» Extracted entries:

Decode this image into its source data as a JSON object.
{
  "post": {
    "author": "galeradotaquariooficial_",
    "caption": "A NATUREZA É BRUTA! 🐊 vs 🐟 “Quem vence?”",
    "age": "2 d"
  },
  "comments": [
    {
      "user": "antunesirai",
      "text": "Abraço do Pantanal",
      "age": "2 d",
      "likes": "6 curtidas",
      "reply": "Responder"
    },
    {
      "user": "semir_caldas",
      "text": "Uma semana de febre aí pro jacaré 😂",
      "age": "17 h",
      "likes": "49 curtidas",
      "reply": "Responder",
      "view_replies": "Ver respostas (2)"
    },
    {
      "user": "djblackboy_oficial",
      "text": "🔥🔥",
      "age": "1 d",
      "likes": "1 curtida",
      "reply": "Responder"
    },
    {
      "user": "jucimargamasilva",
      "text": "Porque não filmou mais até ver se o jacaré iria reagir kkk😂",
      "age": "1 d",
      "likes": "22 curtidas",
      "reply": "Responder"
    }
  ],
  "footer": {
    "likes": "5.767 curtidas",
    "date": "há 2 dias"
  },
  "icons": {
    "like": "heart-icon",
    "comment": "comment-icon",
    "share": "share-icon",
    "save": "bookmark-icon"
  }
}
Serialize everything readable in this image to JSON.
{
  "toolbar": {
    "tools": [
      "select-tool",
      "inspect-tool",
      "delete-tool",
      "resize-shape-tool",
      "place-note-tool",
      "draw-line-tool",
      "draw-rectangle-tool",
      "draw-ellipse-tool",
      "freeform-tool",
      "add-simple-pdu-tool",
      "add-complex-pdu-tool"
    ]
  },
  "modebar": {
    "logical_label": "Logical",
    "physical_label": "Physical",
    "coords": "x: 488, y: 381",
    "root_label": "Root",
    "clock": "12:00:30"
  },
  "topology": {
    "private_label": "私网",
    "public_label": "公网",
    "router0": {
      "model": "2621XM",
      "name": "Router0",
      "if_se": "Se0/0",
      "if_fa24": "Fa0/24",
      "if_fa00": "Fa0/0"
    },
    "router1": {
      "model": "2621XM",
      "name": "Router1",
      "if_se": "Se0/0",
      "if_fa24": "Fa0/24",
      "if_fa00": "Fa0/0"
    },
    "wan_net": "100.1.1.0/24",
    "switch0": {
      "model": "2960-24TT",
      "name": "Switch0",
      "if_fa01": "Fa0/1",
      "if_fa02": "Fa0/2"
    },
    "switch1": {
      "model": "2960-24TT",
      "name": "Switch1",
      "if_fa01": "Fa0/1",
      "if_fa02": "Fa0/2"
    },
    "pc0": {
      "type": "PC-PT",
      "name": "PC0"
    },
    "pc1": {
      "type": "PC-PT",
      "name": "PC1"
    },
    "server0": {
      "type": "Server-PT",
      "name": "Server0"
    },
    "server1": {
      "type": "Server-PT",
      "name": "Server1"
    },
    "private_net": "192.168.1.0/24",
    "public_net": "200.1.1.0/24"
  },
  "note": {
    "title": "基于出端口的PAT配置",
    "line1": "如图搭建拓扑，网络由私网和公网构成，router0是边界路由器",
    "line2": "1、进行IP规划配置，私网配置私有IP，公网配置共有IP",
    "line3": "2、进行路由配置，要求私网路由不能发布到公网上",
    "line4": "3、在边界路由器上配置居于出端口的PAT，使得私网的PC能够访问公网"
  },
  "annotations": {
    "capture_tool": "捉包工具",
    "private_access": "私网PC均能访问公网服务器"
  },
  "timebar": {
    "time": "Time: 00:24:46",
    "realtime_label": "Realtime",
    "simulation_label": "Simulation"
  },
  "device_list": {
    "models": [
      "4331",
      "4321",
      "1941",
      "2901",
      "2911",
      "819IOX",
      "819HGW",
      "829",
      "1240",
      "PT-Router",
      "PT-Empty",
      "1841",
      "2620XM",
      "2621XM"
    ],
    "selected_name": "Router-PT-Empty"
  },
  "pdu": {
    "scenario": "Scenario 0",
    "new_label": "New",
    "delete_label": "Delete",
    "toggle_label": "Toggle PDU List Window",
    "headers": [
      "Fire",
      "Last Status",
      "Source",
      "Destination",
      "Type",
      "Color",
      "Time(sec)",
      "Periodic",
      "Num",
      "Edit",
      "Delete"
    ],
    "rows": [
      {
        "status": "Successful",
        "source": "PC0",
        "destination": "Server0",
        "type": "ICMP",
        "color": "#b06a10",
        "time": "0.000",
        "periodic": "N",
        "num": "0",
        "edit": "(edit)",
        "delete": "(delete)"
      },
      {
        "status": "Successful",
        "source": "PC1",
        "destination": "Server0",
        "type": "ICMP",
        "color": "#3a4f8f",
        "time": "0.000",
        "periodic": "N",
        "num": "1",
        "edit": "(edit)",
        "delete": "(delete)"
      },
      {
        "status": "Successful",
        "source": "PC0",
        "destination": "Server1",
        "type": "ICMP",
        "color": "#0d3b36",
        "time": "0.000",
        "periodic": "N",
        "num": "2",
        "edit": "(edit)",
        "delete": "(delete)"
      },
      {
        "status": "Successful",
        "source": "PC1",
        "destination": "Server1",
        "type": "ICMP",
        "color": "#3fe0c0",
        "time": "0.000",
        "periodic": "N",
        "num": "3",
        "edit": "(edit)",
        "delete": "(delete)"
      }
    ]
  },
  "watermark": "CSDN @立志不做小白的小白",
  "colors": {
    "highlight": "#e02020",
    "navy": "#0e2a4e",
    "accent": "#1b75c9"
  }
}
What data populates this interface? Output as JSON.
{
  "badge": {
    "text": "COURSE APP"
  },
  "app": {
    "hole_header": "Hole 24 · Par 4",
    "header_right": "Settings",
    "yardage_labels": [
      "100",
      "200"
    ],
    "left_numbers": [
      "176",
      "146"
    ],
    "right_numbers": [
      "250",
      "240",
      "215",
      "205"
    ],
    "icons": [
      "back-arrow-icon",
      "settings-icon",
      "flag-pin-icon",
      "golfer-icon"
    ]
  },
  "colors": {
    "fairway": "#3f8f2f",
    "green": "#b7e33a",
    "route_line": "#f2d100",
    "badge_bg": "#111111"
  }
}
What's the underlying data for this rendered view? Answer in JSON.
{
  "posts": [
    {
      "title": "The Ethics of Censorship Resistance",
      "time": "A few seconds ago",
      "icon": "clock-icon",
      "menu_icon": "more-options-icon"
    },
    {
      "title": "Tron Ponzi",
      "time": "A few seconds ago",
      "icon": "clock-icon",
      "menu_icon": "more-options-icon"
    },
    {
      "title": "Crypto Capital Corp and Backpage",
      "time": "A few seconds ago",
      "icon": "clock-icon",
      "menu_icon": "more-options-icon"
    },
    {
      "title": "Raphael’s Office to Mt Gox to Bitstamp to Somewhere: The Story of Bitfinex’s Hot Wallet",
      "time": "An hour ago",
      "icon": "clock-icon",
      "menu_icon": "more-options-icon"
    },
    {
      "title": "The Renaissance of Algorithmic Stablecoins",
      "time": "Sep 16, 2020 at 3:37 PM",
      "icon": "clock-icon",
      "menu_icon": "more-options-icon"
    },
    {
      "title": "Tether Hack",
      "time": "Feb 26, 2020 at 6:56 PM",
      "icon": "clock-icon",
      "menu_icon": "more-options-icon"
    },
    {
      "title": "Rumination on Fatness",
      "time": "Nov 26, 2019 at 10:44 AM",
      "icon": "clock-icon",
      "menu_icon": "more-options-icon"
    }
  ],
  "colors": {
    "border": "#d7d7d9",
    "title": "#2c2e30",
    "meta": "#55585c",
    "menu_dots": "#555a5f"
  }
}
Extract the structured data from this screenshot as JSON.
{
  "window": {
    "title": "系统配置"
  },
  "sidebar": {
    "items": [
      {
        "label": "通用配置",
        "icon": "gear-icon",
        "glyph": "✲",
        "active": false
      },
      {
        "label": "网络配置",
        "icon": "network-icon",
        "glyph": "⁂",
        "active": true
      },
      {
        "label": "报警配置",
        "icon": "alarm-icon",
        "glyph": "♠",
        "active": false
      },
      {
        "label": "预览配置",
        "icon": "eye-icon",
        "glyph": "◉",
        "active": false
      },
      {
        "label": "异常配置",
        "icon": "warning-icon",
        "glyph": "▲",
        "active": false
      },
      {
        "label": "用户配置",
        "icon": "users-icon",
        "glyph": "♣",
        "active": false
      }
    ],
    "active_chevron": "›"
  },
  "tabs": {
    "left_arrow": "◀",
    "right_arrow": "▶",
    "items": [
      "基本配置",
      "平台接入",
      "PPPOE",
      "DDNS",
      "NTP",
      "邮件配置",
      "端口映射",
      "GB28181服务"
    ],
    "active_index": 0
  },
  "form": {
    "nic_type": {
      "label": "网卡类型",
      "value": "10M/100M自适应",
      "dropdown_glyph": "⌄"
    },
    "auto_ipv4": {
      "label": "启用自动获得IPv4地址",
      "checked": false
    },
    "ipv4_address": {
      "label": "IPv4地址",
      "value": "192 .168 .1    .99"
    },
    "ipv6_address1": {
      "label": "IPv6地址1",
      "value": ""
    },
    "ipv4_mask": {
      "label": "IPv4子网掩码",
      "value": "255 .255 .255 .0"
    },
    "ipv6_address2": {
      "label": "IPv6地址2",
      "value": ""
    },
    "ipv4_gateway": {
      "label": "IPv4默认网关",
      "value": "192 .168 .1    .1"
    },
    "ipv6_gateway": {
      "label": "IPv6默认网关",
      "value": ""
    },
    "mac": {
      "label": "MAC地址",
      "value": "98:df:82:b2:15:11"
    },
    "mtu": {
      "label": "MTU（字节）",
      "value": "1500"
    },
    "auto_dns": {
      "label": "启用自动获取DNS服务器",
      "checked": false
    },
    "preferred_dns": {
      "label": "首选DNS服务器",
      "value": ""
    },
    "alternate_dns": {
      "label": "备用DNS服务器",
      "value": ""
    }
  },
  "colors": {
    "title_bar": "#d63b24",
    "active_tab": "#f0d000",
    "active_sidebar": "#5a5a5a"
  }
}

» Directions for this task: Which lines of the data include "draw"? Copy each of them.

» Expected answer:
      "draw-line-tool",
      "draw-rectangle-tool",
      "draw-ellipse-tool",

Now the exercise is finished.